DEAR TIM: The sun punishes me and my family when we try to relax on our patio and deck. An awning does not appeal to me because I do want some filtered sunlight to pass through, but not too much.
I am very interested in a elegant wood arbor/shelter of some type but do not want a forest of support posts. Furthermore, I do not want to feel closed in by the shelter. Do you have any ideas or am I asking for too much? Sally P., Aurora, IN
DEAR SALLY: Rest assured that I have worked for many people who were far more demanding. If only many of my past customers had your great sense of vision and proportion. Your requests are very reasonable and the good news is that they are achievable.
Patio and deck shade shelters are very effective at blocking harsh summer sun rays. Depending upon the design of the structure and the spacing of the wood members, you can block a great deal of sunlight. The amount of shade that is created is also a function of the angle of the sun in the sky. When the sun is at a lower angle during the mid morning and mid afternoon time frames, a great deal of shade can be created by these functional and gorgeous shelters.
Shade Shelter vs Rain Shelter
The first step is to plan where the edges of the shelter need to be to offer shade to the most important parts of your deck and patio. A shade shelter is much different than a rain shelter. If you want to stay dry in a light to moderate rain shower, a typical shelter does not require much of an overhang. But a shade shelter is much different. Direct sunlight can pour into the patio and deck seating areas if the overhang of the shade shelter is not large enough.
Create a quick schedule of the times you use your deck and patio. You should focus on the mid and late-afternoon times as these can be the hottest part of the day. On a sunny day, hold a regular straw broom upside down such that the end of the broom is nine to ten feet off the level of the deck or patio. Proceed to stand at different locations around the outer edges of your deck and patio to see where a shadow is cast. Make chalk marks on the deck and patio surfaces noting the time of day. As the sun moves, so will your chalk marks.
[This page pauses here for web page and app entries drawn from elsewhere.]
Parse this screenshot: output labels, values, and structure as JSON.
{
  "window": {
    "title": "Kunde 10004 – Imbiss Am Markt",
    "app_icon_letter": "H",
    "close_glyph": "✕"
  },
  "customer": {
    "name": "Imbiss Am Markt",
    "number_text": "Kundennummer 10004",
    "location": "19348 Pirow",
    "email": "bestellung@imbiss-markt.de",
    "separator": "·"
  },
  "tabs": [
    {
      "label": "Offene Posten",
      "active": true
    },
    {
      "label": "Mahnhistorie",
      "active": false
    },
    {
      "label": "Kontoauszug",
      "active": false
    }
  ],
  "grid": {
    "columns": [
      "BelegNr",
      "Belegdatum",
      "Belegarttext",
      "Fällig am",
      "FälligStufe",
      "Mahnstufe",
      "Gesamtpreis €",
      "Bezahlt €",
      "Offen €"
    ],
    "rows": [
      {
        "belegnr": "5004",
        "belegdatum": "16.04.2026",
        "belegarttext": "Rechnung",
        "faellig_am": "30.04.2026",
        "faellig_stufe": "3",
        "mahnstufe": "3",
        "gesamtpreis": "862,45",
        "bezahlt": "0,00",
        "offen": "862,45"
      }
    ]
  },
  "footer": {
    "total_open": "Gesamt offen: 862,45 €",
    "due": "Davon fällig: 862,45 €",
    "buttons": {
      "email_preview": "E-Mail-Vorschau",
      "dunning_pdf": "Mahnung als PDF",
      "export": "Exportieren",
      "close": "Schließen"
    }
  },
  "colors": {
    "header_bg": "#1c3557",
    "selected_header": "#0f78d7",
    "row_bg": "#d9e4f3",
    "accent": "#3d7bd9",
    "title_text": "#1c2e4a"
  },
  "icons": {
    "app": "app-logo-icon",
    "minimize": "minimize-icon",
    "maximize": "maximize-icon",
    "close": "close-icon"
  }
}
You can eliminate support posts that will hold up the shade shelter by switching to steel beams or possibly laminated wood beams made from rot-resistant redwood and exterior rated glue. I actually prefer redwood for shade shelters. Redwood comes in many different economical grades that work very well for this purpose. If you decide to use steel beams that can span 20 or more feet between support posts, you will undoubtedly have to consult with a structural engineer. This person will size the beams and columns as well as specify how all structural elements will be connected together. The money invested in engineering pays dividends for many years.
How Tall Should an Arbor Be?
To prevent a closed-in feeling while relaxing under the shelter, be sure the main body of the wood slats is at least nine feet off the surface of the deck and patio. Ten feet might be an even better height. To get a feel for the correct height, you might have a local outdoor restaurant or garden supply business that has a similar shade shelter. If you find one that feels right, measure its height off the ground.
Be sure to coat all of the lumber with an epoxy-fortified synthetic resin water repellent before the shelter is built. This trick will save you hours of labor since it is so difficult to apply wood water repellent overhead. Applying the product before hand also insures that all the wood is treated. If you wait until the shelter is built, it becomes impossible to coat wood where one piece of lumber sits on top of another piece. If at all possible, try to use stainless steel nails and bolts. These will not rust. If you can't find these, then use only hot-dipped galvanized fasteners.